Every entry must reappear in your answer exactly as written, though its pictures must not.
Segment Open
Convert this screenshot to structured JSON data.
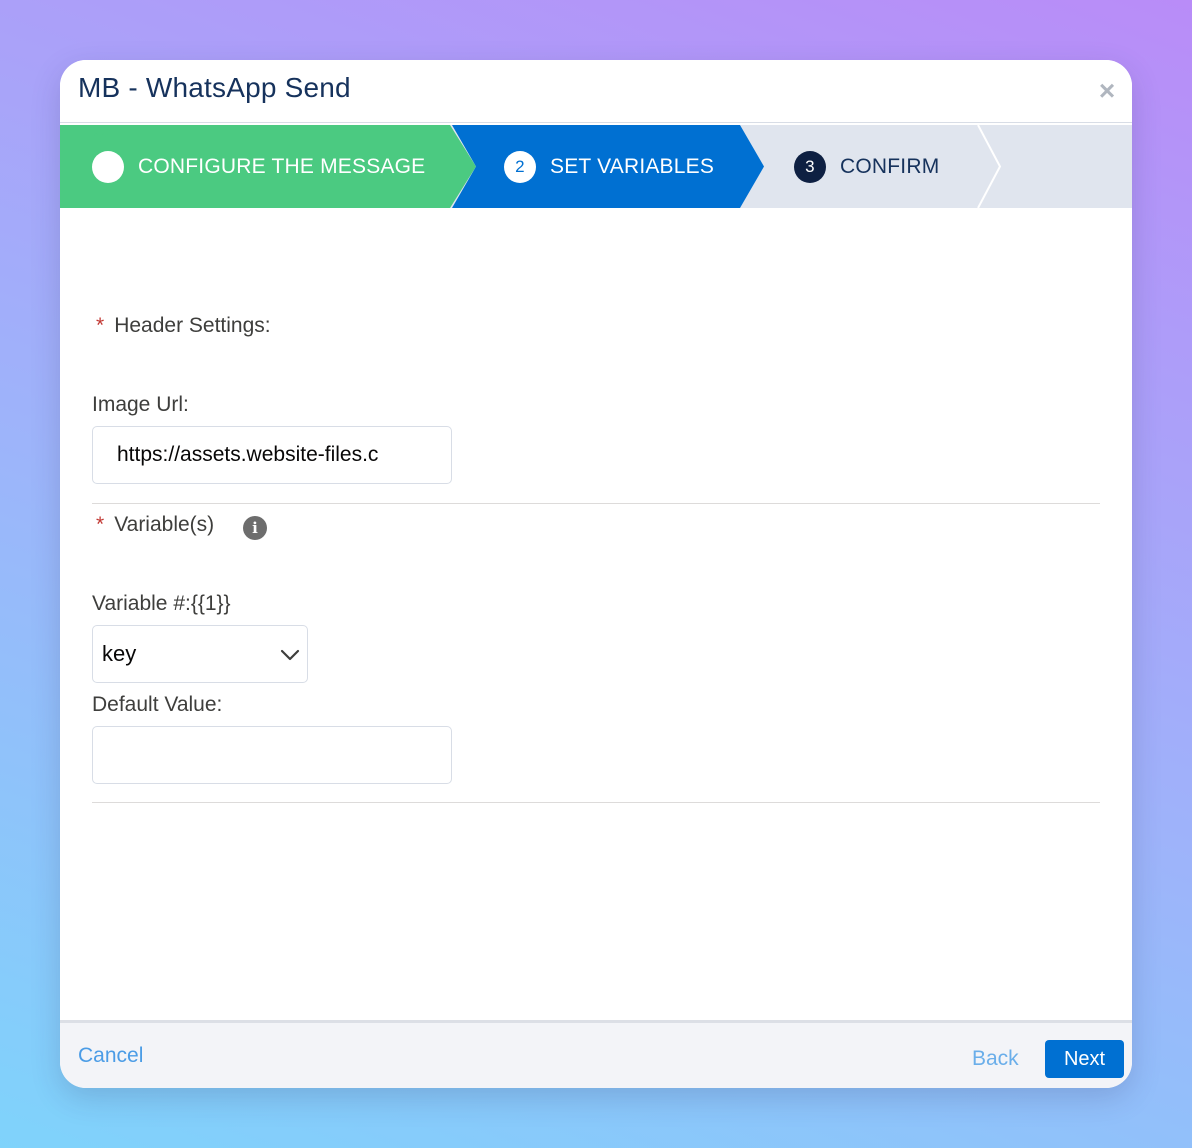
{
  "modal": {
    "title": "MB - WhatsApp Send",
    "close_symbol": "×"
  },
  "steps": [
    {
      "label": "CONFIGURE THE MESSAGE",
      "state": "complete",
      "badge_icon": "check-icon"
    },
    {
      "label": "SET VARIABLES",
      "state": "current",
      "badge": "2"
    },
    {
      "label": "CONFIRM",
      "state": "upcoming",
      "badge": "3"
    }
  ],
  "header_settings": {
    "required_mark": "*",
    "label": "Header Settings:",
    "image_url_label": "Image Url:",
    "image_url_value": "https://assets.website-files.c"
  },
  "variables": {
    "required_mark": "*",
    "label": "Variable(s)",
    "info_icon": "info-icon",
    "info_symbol": "i",
    "items": [
      {
        "label": "Variable #:{{1}}",
        "selected": "key",
        "default_value_label": "Default Value:",
        "default_value": ""
      }
    ]
  },
  "footer": {
    "cancel_label": "Cancel",
    "back_label": "Back",
    "next_label": "Next"
  },
  "colors": {
    "complete": "#4bca81",
    "current": "#0070d2",
    "upcoming": "#e0e5ee",
    "title": "#16325c",
    "link": "#4b9ce6"
  }
}
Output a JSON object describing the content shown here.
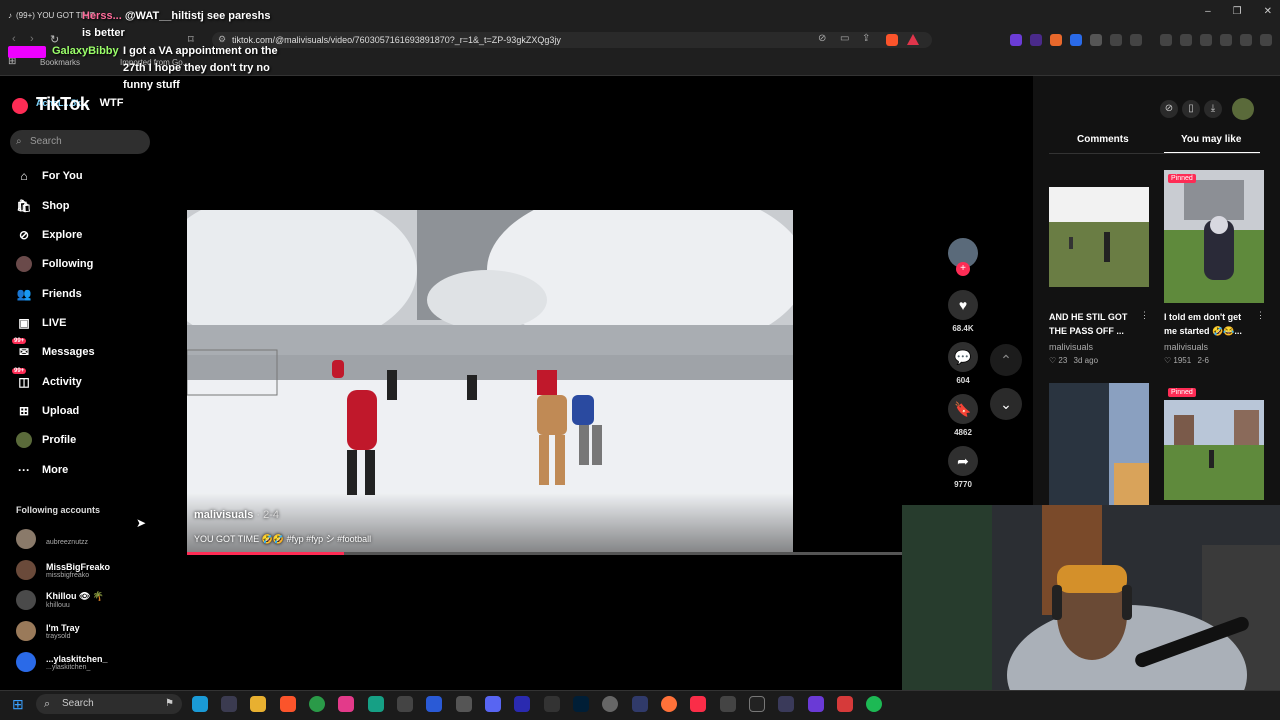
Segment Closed
> [EXERCISE RESULT]:
Convert this screenshot to structured JSON data.
{
  "modal": {
    "title": "MB - WhatsApp Send",
    "close_symbol": "×"
  },
  "steps": [
    {
      "label": "CONFIGURE THE MESSAGE",
      "state": "complete",
      "badge_icon": "check-icon"
    },
    {
      "label": "SET VARIABLES",
      "state": "current",
      "badge": "2"
    },
    {
      "label": "CONFIRM",
      "state": "upcoming",
      "badge": "3"
    }
  ],
  "header_settings": {
    "required_mark": "*",
    "label": "Header Settings:",
    "image_url_label": "Image Url:",
    "image_url_value": "https://assets.website-files.c"
  },
  "variables": {
    "required_mark": "*",
    "label": "Variable(s)",
    "info_icon": "info-icon",
    "info_symbol": "i",
    "items": [
      {
        "label": "Variable #:{{1}}",
        "selected": "key",
        "default_value_label": "Default Value:",
        "default_value": ""
      }
    ]
  },
  "footer": {
    "cancel_label": "Cancel",
    "back_label": "Back",
    "next_label": "Next"
  },
  "colors": {
    "complete": "#4bca81",
    "current": "#0070d2",
    "upcoming": "#e0e5ee",
    "title": "#16325c",
    "link": "#4b9ce6"
  }
}
Output a JSON object describing the content shown here.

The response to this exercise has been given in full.